▸ **Your instructions**: Among the entries below, please show each line that carries the word "value".

▸ **Data records**:
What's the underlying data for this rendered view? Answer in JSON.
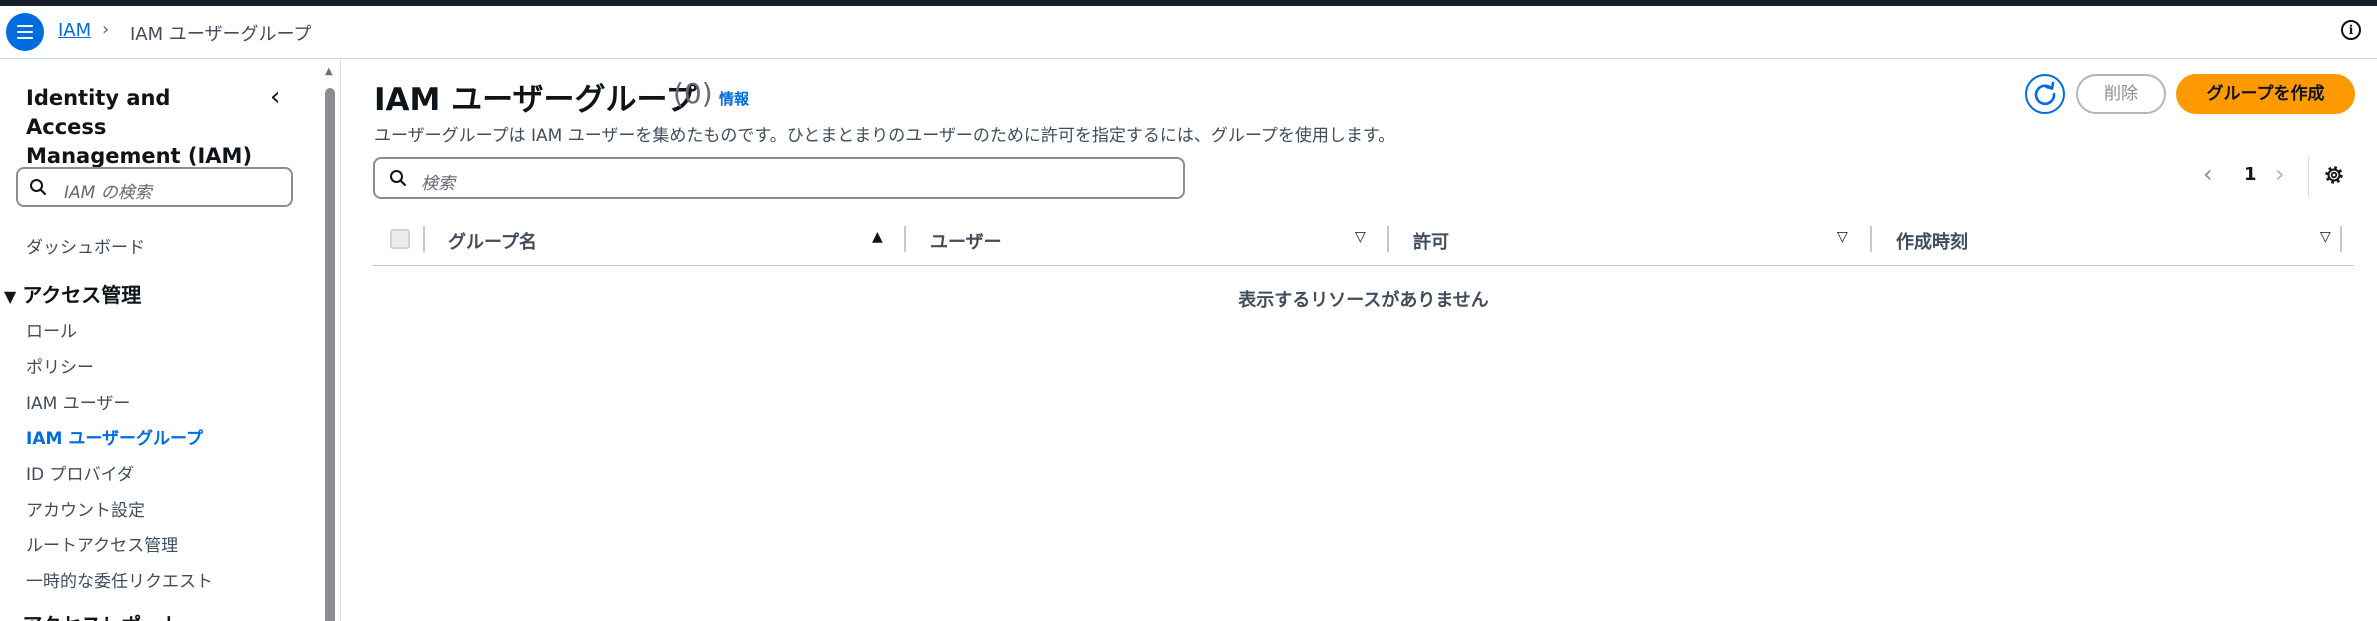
{
  "breadcrumb": {
    "root": "IAM",
    "separator": "›",
    "current": "IAM ユーザーグループ"
  },
  "sidebar": {
    "title": "Identity and Access Management (IAM)",
    "collapse": "‹",
    "search_placeholder": "IAM の検索",
    "dashboard": "ダッシュボード",
    "section_access": "アクセス管理",
    "items": [
      "ロール",
      "ポリシー",
      "IAM ユーザー",
      "IAM ユーザーグループ",
      "ID プロバイダ",
      "アカウント設定",
      "ルートアクセス管理",
      "一時的な委任リクエスト"
    ],
    "active_item": "IAM ユーザーグループ",
    "section_reports": "アクセスレポート"
  },
  "page": {
    "title": "IAM ユーザーグループ",
    "count": "(0)",
    "info": "情報",
    "description": "ユーザーグループは IAM ユーザーを集めたものです。ひとまとまりのユーザーのために許可を指定するには、グループを使用します。"
  },
  "actions": {
    "delete": "削除",
    "create": "グループを作成"
  },
  "search": {
    "placeholder": "検索"
  },
  "pagination": {
    "page": "1",
    "prev": "‹",
    "next": "›"
  },
  "table": {
    "columns": [
      "グループ名",
      "ユーザー",
      "許可",
      "作成時刻"
    ],
    "empty_message": "表示するリソースがありません"
  },
  "colors": {
    "accent": "#006ce0",
    "primary_button": "#ff9900",
    "topbar": "#161d26"
  }
}
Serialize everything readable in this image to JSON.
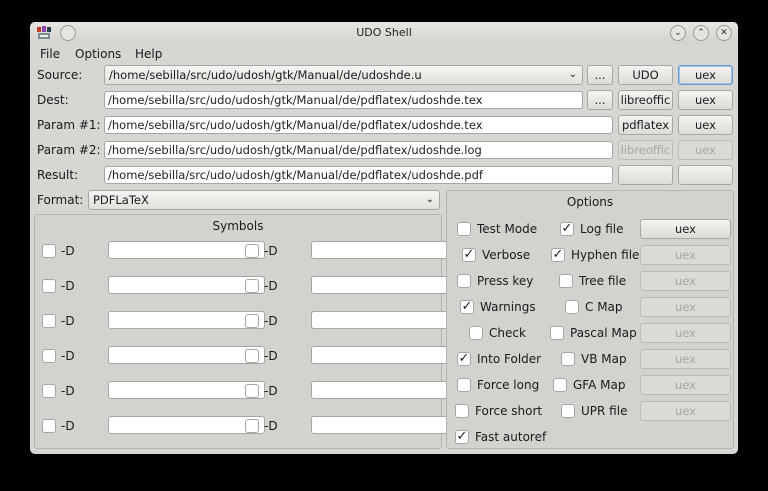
{
  "window": {
    "title": "UDO Shell"
  },
  "menu": {
    "file": "File",
    "options": "Options",
    "help": "Help"
  },
  "source": {
    "label": "Source:",
    "value": "/home/sebilla/src/udo/udosh/gtk/Manual/de/udoshde.u",
    "browse": "...",
    "btn1": "UDO",
    "btn2": "uex"
  },
  "dest": {
    "label": "Dest:",
    "value": "/home/sebilla/src/udo/udosh/gtk/Manual/de/pdflatex/udoshde.tex",
    "browse": "...",
    "btn1": "libreoffic",
    "btn2": "uex"
  },
  "param1": {
    "label": "Param #1:",
    "value": "/home/sebilla/src/udo/udosh/gtk/Manual/de/pdflatex/udoshde.tex",
    "btn1": "pdflatex",
    "btn2": "uex"
  },
  "param2": {
    "label": "Param #2:",
    "value": "/home/sebilla/src/udo/udosh/gtk/Manual/de/pdflatex/udoshde.log",
    "btn1": "libreoffic",
    "btn2": "uex"
  },
  "result": {
    "label": "Result:",
    "value": "/home/sebilla/src/udo/udosh/gtk/Manual/de/pdflatex/udoshde.pdf",
    "btn1": "",
    "btn2": ""
  },
  "format": {
    "label": "Format:",
    "value": "PDFLaTeX"
  },
  "symbols": {
    "title": "Symbols",
    "prefix": "-D",
    "rows": 6
  },
  "options": {
    "title": "Options",
    "left": [
      {
        "label": "Test Mode",
        "checked": false
      },
      {
        "label": "Verbose",
        "checked": true
      },
      {
        "label": "Press key",
        "checked": false
      },
      {
        "label": "Warnings",
        "checked": true
      },
      {
        "label": "Check",
        "checked": false
      },
      {
        "label": "Into Folder",
        "checked": true
      },
      {
        "label": "Force long",
        "checked": false
      },
      {
        "label": "Force short",
        "checked": false
      },
      {
        "label": "Fast autoref",
        "checked": true
      }
    ],
    "right": [
      {
        "label": "Log file",
        "checked": true,
        "btn": "uex",
        "enabled": true
      },
      {
        "label": "Hyphen file",
        "checked": true,
        "btn": "uex",
        "enabled": false
      },
      {
        "label": "Tree file",
        "checked": false,
        "btn": "uex",
        "enabled": false
      },
      {
        "label": "C Map",
        "checked": false,
        "btn": "uex",
        "enabled": false
      },
      {
        "label": "Pascal Map",
        "checked": false,
        "btn": "uex",
        "enabled": false
      },
      {
        "label": "VB Map",
        "checked": false,
        "btn": "uex",
        "enabled": false
      },
      {
        "label": "GFA Map",
        "checked": false,
        "btn": "uex",
        "enabled": false
      },
      {
        "label": "UPR file",
        "checked": false,
        "btn": "uex",
        "enabled": false
      }
    ]
  }
}
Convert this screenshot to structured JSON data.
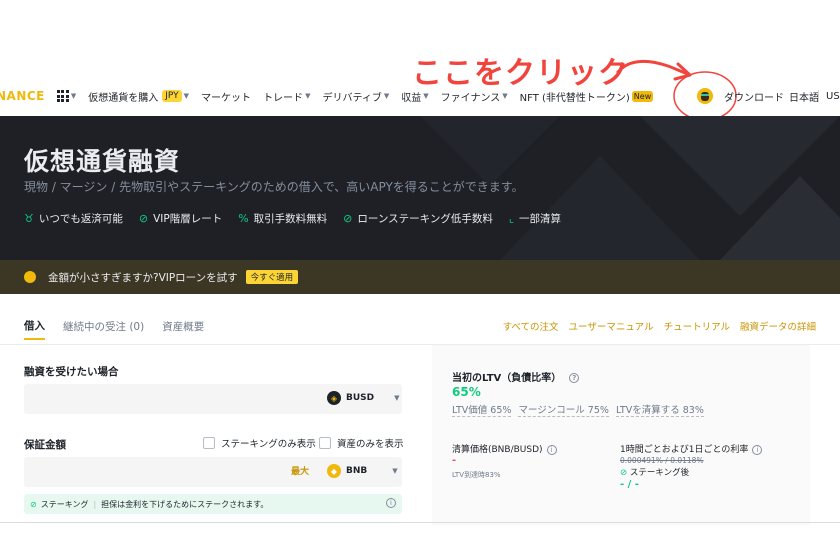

▸ **Result for this exercise**:
    "value": "/home/sebilla/src/udo/udosh/gtk/Manual/de/udoshde.u",
    "value": "/home/sebilla/src/udo/udosh/gtk/Manual/de/pdflatex/udoshde.tex",
    "value": "/home/sebilla/src/udo/udosh/gtk/Manual/de/pdflatex/udoshde.tex",
    "value": "/home/sebilla/src/udo/udosh/gtk/Manual/de/pdflatex/udoshde.log",
    "value": "/home/sebilla/src/udo/udosh/gtk/Manual/de/pdflatex/udoshde.pdf",
    "value": "PDFLaTeX"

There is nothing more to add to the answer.